Review: The Bone Tree

Reviewed by Jack Remiel Cottrell

Author: Airana Ngarewa. Reviewer: Jack Remiel Cottrell. The Bone Tree is an exquisitely written book, the story of two boys – Kauri and Black – and the depth of secrets that have been hidden from them their entire lives. August 2023 release

The Bone Tree is an exquisitely written book, the story of two boys – Kauri and Black – and the depth of secrets that have been hidden from them their entire lives.

We meet Kauri and Black as feral children – swimming in the river near their home. Neither has ever been to school. Their father is abusive and, as we quickly learn, their mother is dead. Turns out their dad is dying as well, and Kauri has been looking after both his unconscious father and his little brother alone for a couple of weeks.

Kauri’s father grew up in state care, and he’s clearly imparted horrors of the time on his sons, because Kauri is obsessed with not letting any stranger become involved in any of their lives. As uneducated as he is, Kauri knows something is missing and it’s only after his dad finally dies in a chair in front of the telly that he feels able to go looking for that.

There is a line that all writers must walk between spoon-feeding the reader and making them do all the work. Airana Ngarewa certainly doesn’t make this walk easy. If Scout Finch was a child narrator who had an unreasonably thorough grasp on history, Kauri comes across as an adult narrator who doesn’t know the name of the place he was born.  (Actually, Kauri doesn’t come across as an adult narrator and discovering halfway through the novel his actual age was jarring.)

It’s an ambitious debut in several regards, especially as a work of literary fiction. One of the defining traits of literary fiction is setting – both in terms of place and of time. Ngarewa eschews these, not pinning down the time beyond ‘somewhere in the 1990s’ – and I can only be that precise because I googled when Oranga Tamariki was called CYPS.

As for place, it is generally understood that Kauri and Black live in the shadow of Mt Taranaki. But ‘The City’ which Kauri ventures to after his father dies is never named either. Because Kauri’s entire point of reference is ‘the wops’ as he calls it, it’s hard for the reader to pick up whether this is an actual city or a small town which Kauri thinks is a city.

I’m not sure if this is supposed to make the story feel timeless and like it could take place anywhere but it’s strange for a literary work to be so adrift. Perhaps the uncertainty of time and place is meant to evoke in the reader the same sense of rootlessness that Kauri feels. But without the words to truly describe his motivations, what Kauri wants is often opaque.

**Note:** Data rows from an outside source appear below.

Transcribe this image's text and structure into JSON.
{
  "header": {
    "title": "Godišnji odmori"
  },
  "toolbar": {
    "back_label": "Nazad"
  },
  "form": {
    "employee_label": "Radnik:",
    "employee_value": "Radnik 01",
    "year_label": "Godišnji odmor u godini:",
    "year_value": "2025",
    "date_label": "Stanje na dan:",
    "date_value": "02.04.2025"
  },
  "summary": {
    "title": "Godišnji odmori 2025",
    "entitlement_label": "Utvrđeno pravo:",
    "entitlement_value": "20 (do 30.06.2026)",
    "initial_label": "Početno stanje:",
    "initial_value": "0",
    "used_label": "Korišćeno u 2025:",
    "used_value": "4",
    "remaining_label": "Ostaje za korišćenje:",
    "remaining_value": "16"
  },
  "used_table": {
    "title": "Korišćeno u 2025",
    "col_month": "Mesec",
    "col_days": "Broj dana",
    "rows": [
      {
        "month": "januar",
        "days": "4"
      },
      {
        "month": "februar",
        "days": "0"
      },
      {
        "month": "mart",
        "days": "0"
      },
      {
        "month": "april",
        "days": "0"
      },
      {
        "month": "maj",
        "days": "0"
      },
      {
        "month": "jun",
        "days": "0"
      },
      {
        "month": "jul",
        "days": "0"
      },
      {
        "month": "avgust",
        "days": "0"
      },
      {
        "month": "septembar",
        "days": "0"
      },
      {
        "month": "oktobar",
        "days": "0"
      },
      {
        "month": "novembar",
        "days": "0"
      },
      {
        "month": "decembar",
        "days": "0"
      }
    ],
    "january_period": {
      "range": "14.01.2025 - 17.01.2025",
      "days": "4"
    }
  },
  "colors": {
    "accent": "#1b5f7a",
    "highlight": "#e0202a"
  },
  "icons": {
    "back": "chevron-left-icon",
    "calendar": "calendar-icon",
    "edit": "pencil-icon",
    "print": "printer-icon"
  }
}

The pacing of the story is slow, allowing us to be taken into Kauri’s world, which feels half a step away from reality. The writing is stunning, which meant the lack of urgency – even as urgent things happened – doesn’t feel too frustrating. As a story it is an impressive exercise in empathy, building an understanding for the characters which come into and exit the orbit around the two main leads.

It’s a story where none of the characters have easily understandable motivations. If you’ve ever yelled at a character – in a book or on TV – not to do the thing that is clearly going to end badly, you might find yourself shouting at The Bone Tree more than once.

All of this, however, doesn’t detract from how good The Bone Tree is to read. Ngarewa’s skill with words is exceptional. If there are points in the book that you don’t know where or when you are, the writing still makes you pleased to be there.

Reviewed by Jack Remiel Cottrell